The chief executive officers of Suncor Energy Inc. and Canadian Oil Sands Ltd. both say they've got votes on their side as the nation's top crude producer promotes a hostile takeover bid for its smaller rival. One of them is going to be disappointed.
Ryan Kubik, the Canadian Oil Sands CEO, said in an interview Thursday that shareholders, big and small, aren't being wooed by the $4.5-billion ($3.4-billion U.S.) unsolicited offer from Suncor, which the board rejected. His comments come a day after Suncor's Steve Williams said in an interview that he expects major shareholders to back the deal.
Suncor is seeking to take advantage of an industry downturn to get even bigger, in part by making purchases including Canadian Oil Sands, the largest owner of the Syncrude mining project in northern Alberta. Both companies are trying to cut costs to remain profitable amid a crude price slump that has lasted 17 months and cost the Canadian energy industry more than 36,000 in lost jobs.

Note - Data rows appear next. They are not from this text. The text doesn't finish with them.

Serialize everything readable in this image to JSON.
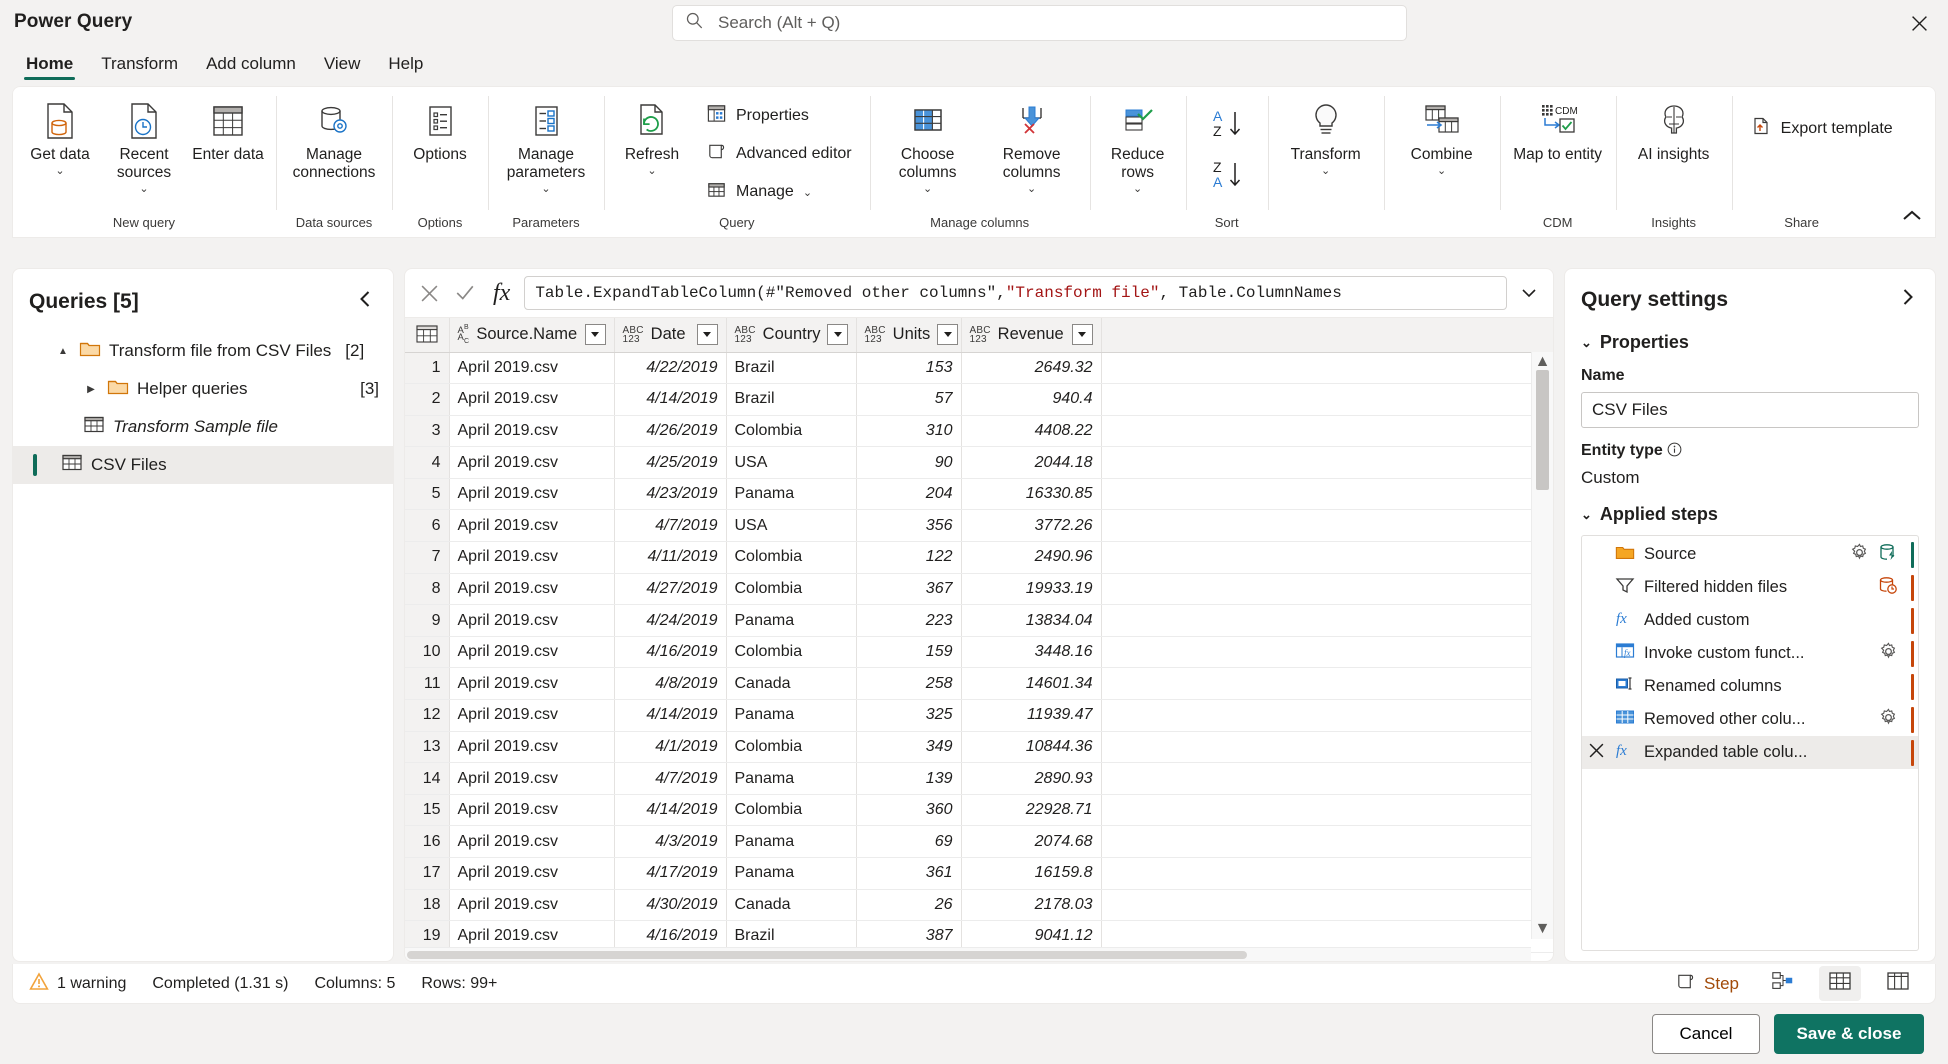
{
  "window": {
    "title": "Power Query",
    "close_label": "✕"
  },
  "search": {
    "placeholder": "Search (Alt + Q)",
    "icon": "search-icon"
  },
  "tabs": [
    {
      "label": "Home",
      "active": true
    },
    {
      "label": "Transform",
      "active": false
    },
    {
      "label": "Add column",
      "active": false
    },
    {
      "label": "View",
      "active": false
    },
    {
      "label": "Help",
      "active": false
    }
  ],
  "ribbon": {
    "collapse_icon": "chevron-up-icon",
    "groups": [
      {
        "name": "New query",
        "buttons": [
          {
            "label": "Get data",
            "caret": true,
            "icon": "get-data-icon"
          },
          {
            "label": "Recent sources",
            "caret": true,
            "icon": "recent-sources-icon"
          },
          {
            "label": "Enter data",
            "caret": false,
            "icon": "enter-data-icon"
          }
        ]
      },
      {
        "name": "Data sources",
        "buttons": [
          {
            "label": "Manage connections",
            "caret": false,
            "icon": "manage-connections-icon"
          }
        ]
      },
      {
        "name": "Options",
        "buttons": [
          {
            "label": "Options",
            "caret": false,
            "icon": "options-icon"
          }
        ]
      },
      {
        "name": "Parameters",
        "buttons": [
          {
            "label": "Manage parameters",
            "caret": true,
            "icon": "manage-parameters-icon"
          }
        ]
      },
      {
        "name": "Query",
        "buttons": [
          {
            "label": "Refresh",
            "caret": true,
            "icon": "refresh-icon"
          }
        ],
        "small_buttons": [
          {
            "label": "Properties",
            "icon": "properties-icon",
            "caret": false
          },
          {
            "label": "Advanced editor",
            "icon": "advanced-editor-icon",
            "caret": false
          },
          {
            "label": "Manage",
            "icon": "manage-icon",
            "caret": true
          }
        ]
      },
      {
        "name": "Manage columns",
        "buttons": [
          {
            "label": "Choose columns",
            "caret": true,
            "icon": "choose-columns-icon"
          },
          {
            "label": "Remove columns",
            "caret": true,
            "icon": "remove-columns-icon"
          }
        ]
      },
      {
        "name": "",
        "buttons": [
          {
            "label": "Reduce rows",
            "caret": true,
            "icon": "reduce-rows-icon"
          }
        ]
      },
      {
        "name": "Sort",
        "sort_buttons": [
          {
            "label": "sort-ascending",
            "icon": "sort-az-icon"
          },
          {
            "label": "sort-descending",
            "icon": "sort-za-icon"
          }
        ]
      },
      {
        "name": "",
        "buttons": [
          {
            "label": "Transform",
            "caret": true,
            "icon": "transform-bulb-icon"
          }
        ]
      },
      {
        "name": "",
        "buttons": [
          {
            "label": "Combine",
            "caret": true,
            "icon": "combine-icon"
          }
        ]
      },
      {
        "name": "CDM",
        "buttons": [
          {
            "label": "Map to entity",
            "caret": false,
            "icon": "map-to-entity-icon"
          }
        ]
      },
      {
        "name": "Insights",
        "buttons": [
          {
            "label": "AI insights",
            "caret": false,
            "icon": "ai-insights-icon"
          }
        ]
      },
      {
        "name": "Share",
        "small_buttons": [
          {
            "label": "Export template",
            "icon": "export-template-icon",
            "caret": false
          }
        ]
      }
    ]
  },
  "queries_pane": {
    "title": "Queries [5]",
    "collapse_icon": "chevron-left-icon",
    "items": [
      {
        "label": "Transform file from CSV Files",
        "count": "[2]",
        "icon": "folder-icon",
        "twisty": "▲",
        "indent": 1,
        "selected": false,
        "italic": false
      },
      {
        "label": "Helper queries",
        "count": "[3]",
        "icon": "folder-icon",
        "twisty": "▶",
        "indent": 2,
        "selected": false,
        "italic": false
      },
      {
        "label": "Transform Sample file",
        "count": "",
        "icon": "table-icon",
        "twisty": "",
        "indent": 2,
        "selected": false,
        "italic": true
      },
      {
        "label": "CSV Files",
        "count": "",
        "icon": "table-icon",
        "twisty": "",
        "indent": 1,
        "selected": true,
        "italic": false
      }
    ]
  },
  "formula_bar": {
    "cancel_icon": "cancel-icon",
    "accept_icon": "checkmark-icon",
    "fx_label": "fx",
    "expand_icon": "chevron-down-icon",
    "text_before": "Table.ExpandTableColumn(#\"Removed other columns\", ",
    "text_string": "\"Transform file\"",
    "text_after": ", Table.ColumnNames"
  },
  "grid": {
    "columns": [
      {
        "name": "Source.Name",
        "type_icon": "text-type-icon",
        "type_label": "ABC",
        "selected": true,
        "align": "left"
      },
      {
        "name": "Date",
        "type_icon": "any-type-icon",
        "type_label": "ABC123",
        "selected": false,
        "align": "right"
      },
      {
        "name": "Country",
        "type_icon": "any-type-icon",
        "type_label": "ABC123",
        "selected": false,
        "align": "left"
      },
      {
        "name": "Units",
        "type_icon": "any-type-icon",
        "type_label": "ABC123",
        "selected": false,
        "align": "right"
      },
      {
        "name": "Revenue",
        "type_icon": "any-type-icon",
        "type_label": "ABC123",
        "selected": false,
        "align": "right"
      }
    ],
    "rows": [
      {
        "n": "1",
        "source": "April 2019.csv",
        "date": "4/22/2019",
        "country": "Brazil",
        "units": "153",
        "revenue": "2649.32"
      },
      {
        "n": "2",
        "source": "April 2019.csv",
        "date": "4/14/2019",
        "country": "Brazil",
        "units": "57",
        "revenue": "940.4"
      },
      {
        "n": "3",
        "source": "April 2019.csv",
        "date": "4/26/2019",
        "country": "Colombia",
        "units": "310",
        "revenue": "4408.22"
      },
      {
        "n": "4",
        "source": "April 2019.csv",
        "date": "4/25/2019",
        "country": "USA",
        "units": "90",
        "revenue": "2044.18"
      },
      {
        "n": "5",
        "source": "April 2019.csv",
        "date": "4/23/2019",
        "country": "Panama",
        "units": "204",
        "revenue": "16330.85"
      },
      {
        "n": "6",
        "source": "April 2019.csv",
        "date": "4/7/2019",
        "country": "USA",
        "units": "356",
        "revenue": "3772.26"
      },
      {
        "n": "7",
        "source": "April 2019.csv",
        "date": "4/11/2019",
        "country": "Colombia",
        "units": "122",
        "revenue": "2490.96"
      },
      {
        "n": "8",
        "source": "April 2019.csv",
        "date": "4/27/2019",
        "country": "Colombia",
        "units": "367",
        "revenue": "19933.19"
      },
      {
        "n": "9",
        "source": "April 2019.csv",
        "date": "4/24/2019",
        "country": "Panama",
        "units": "223",
        "revenue": "13834.04"
      },
      {
        "n": "10",
        "source": "April 2019.csv",
        "date": "4/16/2019",
        "country": "Colombia",
        "units": "159",
        "revenue": "3448.16"
      },
      {
        "n": "11",
        "source": "April 2019.csv",
        "date": "4/8/2019",
        "country": "Canada",
        "units": "258",
        "revenue": "14601.34"
      },
      {
        "n": "12",
        "source": "April 2019.csv",
        "date": "4/14/2019",
        "country": "Panama",
        "units": "325",
        "revenue": "11939.47"
      },
      {
        "n": "13",
        "source": "April 2019.csv",
        "date": "4/1/2019",
        "country": "Colombia",
        "units": "349",
        "revenue": "10844.36"
      },
      {
        "n": "14",
        "source": "April 2019.csv",
        "date": "4/7/2019",
        "country": "Panama",
        "units": "139",
        "revenue": "2890.93"
      },
      {
        "n": "15",
        "source": "April 2019.csv",
        "date": "4/14/2019",
        "country": "Colombia",
        "units": "360",
        "revenue": "22928.71"
      },
      {
        "n": "16",
        "source": "April 2019.csv",
        "date": "4/3/2019",
        "country": "Panama",
        "units": "69",
        "revenue": "2074.68"
      },
      {
        "n": "17",
        "source": "April 2019.csv",
        "date": "4/17/2019",
        "country": "Panama",
        "units": "361",
        "revenue": "16159.8"
      },
      {
        "n": "18",
        "source": "April 2019.csv",
        "date": "4/30/2019",
        "country": "Canada",
        "units": "26",
        "revenue": "2178.03"
      },
      {
        "n": "19",
        "source": "April 2019.csv",
        "date": "4/16/2019",
        "country": "Brazil",
        "units": "387",
        "revenue": "9041.12"
      }
    ]
  },
  "query_settings": {
    "title": "Query settings",
    "expand_icon": "chevron-right-icon",
    "properties_section": "Properties",
    "name_label": "Name",
    "name_value": "CSV Files",
    "entity_label": "Entity type",
    "entity_value": "Custom",
    "applied_steps_section": "Applied steps",
    "steps": [
      {
        "label": "Source",
        "icon": "folder-icon",
        "gear": true,
        "extra_icon": "database-lightning-icon",
        "bar": "teal",
        "active": false,
        "deletable": false
      },
      {
        "label": "Filtered hidden files",
        "icon": "filter-icon",
        "gear": false,
        "extra_icon": "database-clock-icon",
        "bar": "orange",
        "active": false,
        "deletable": false
      },
      {
        "label": "Added custom",
        "icon": "fx-icon",
        "gear": false,
        "extra_icon": "",
        "bar": "orange",
        "active": false,
        "deletable": false
      },
      {
        "label": "Invoke custom funct...",
        "icon": "invoke-function-icon",
        "gear": true,
        "extra_icon": "",
        "bar": "orange",
        "active": false,
        "deletable": false
      },
      {
        "label": "Renamed columns",
        "icon": "rename-columns-icon",
        "gear": false,
        "extra_icon": "",
        "bar": "orange",
        "active": false,
        "deletable": false
      },
      {
        "label": "Removed other colu...",
        "icon": "removed-columns-icon",
        "gear": true,
        "extra_icon": "",
        "bar": "orange",
        "active": false,
        "deletable": false
      },
      {
        "label": "Expanded table colu...",
        "icon": "fx-icon",
        "gear": false,
        "extra_icon": "",
        "bar": "orange",
        "active": true,
        "deletable": true
      }
    ]
  },
  "status_bar": {
    "warning": "1 warning",
    "completed": "Completed (1.31 s)",
    "columns": "Columns: 5",
    "rows": "Rows: 99+",
    "step_label": "Step",
    "diagram_icon": "diagram-view-icon",
    "data_icon": "data-view-icon",
    "schema_icon": "schema-view-icon"
  },
  "footer": {
    "cancel": "Cancel",
    "save_close": "Save & close"
  },
  "colors": {
    "accent": "#0f7362",
    "tab_underline": "#0f6c59",
    "selected_column": "#cfe9e2",
    "step_bar": "#c6460a",
    "warning": "#f2a33c"
  }
}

"The vast majority of major shareholders I'm talking to are saying that the Suncor offer is substantially inadequate," Kubik said on Bloomberg TV Canada from Calgary, where the two companies are based. "When we poll the retail shareholders, and I get e-mails from those retail shareholders, they're telling us the same thing."
Shareholders are conveying the opposite view to Williams, according to the executive. In the first 10 days after the offer was made public, Williams and Suncor's management met with 60 per cent of the Canadian Oil Sands' institutional shareholders, he said.
"The messages I got were very different than the messages they are talking about," Williams said at Bloomberg's Toronto office. "The majority say they will tender."
The offer is for 0.25 of a Suncor share for each Canadian Oil Sands share. Based on Suncor's stock price Thursday, that represents a 50 per cent premium over the Canadian Oil Sands price before the bid was announced last month. Suncor would also take on the $2.35-billion of Canadian Oil Sands debt, as of the end of the third quarter.
The premium has risen from an initial 43 per cent as falling crude prices hit Canadian Oil Sands' stock harder. The company's shares have dropped 16 per cent this year, compared with a 0.6 per cent gain for Suncor.
While Canadian Oil Sands shares traded 9.9 per cent higher than the Suncor offer when it was first announced on speculation another buyer would emerge, now the bid is worth 5.4 per cent more than the target company's stock, based on Thursday's closing prices. If no takeover of Canadian Oil Sands happens, the company's stock is poised to plummet, said Martin Pelletier, managing director and portfolio manager at TriVest Wealth Counsel Ltd. in Calgary.
"The trading is telling you investors are worried the deal isn't going to go through," said Pelletier, who bought Canadian Oil Sands shares earlier this year betting on a takeover bid, and sold his stake to capture the gain after the Suncor offer. "The risk is just too great, with regard to the upside versus the downside. No one else has stepped up and we haven't seen a higher offer from Suncor."
Last week, Suncor appealed directly to Canadian Oil Sands shareholders in a letter warning that if they don't accept the bid, they risk continuing to own shares in a company that has demonstrated "consistently disappointing performance." Suncor's offer is "full and fair" and would allow the company to devote more resources to improve the Syncrude venture, according to the letter. Seven companies including Canadian Oil Sands and Suncor own Syncrude, and the merger would give Suncor a 49 per cent stake, up from its current 12 per cent.
Canadian Oil Sands is resilient at current prices and can cover costs with U.S. crude at $45 a barrel, Kubik said Thursday.
The Alberta Securities Commission is expected to uphold Canadian Oil Sands' new shareholder rights plan after hearing Suncor's appeal on Nov. 26 to strike down the so-called poison pill, Kubik said. Suncor's bid isn't permitted unless it's extended, Canadian Oil Sands said last month in introducing the new plan that calls for 120 days to consider bids. Suncor's offer is open for acceptance until Dec. 4.
The board of Canadian Oil Sands continues a strategic alternatives process in which it's talking to other potential bidders, Kubik said.
"We do have interest from other parties in that process," he said, declining to give details. "All alternatives are going to be reviewed."
Williams said there is a "reality check" going on in the oil patch, where sellers are being forced to recognize the price they think their assets are worth is no longer the case in a low oil price environment.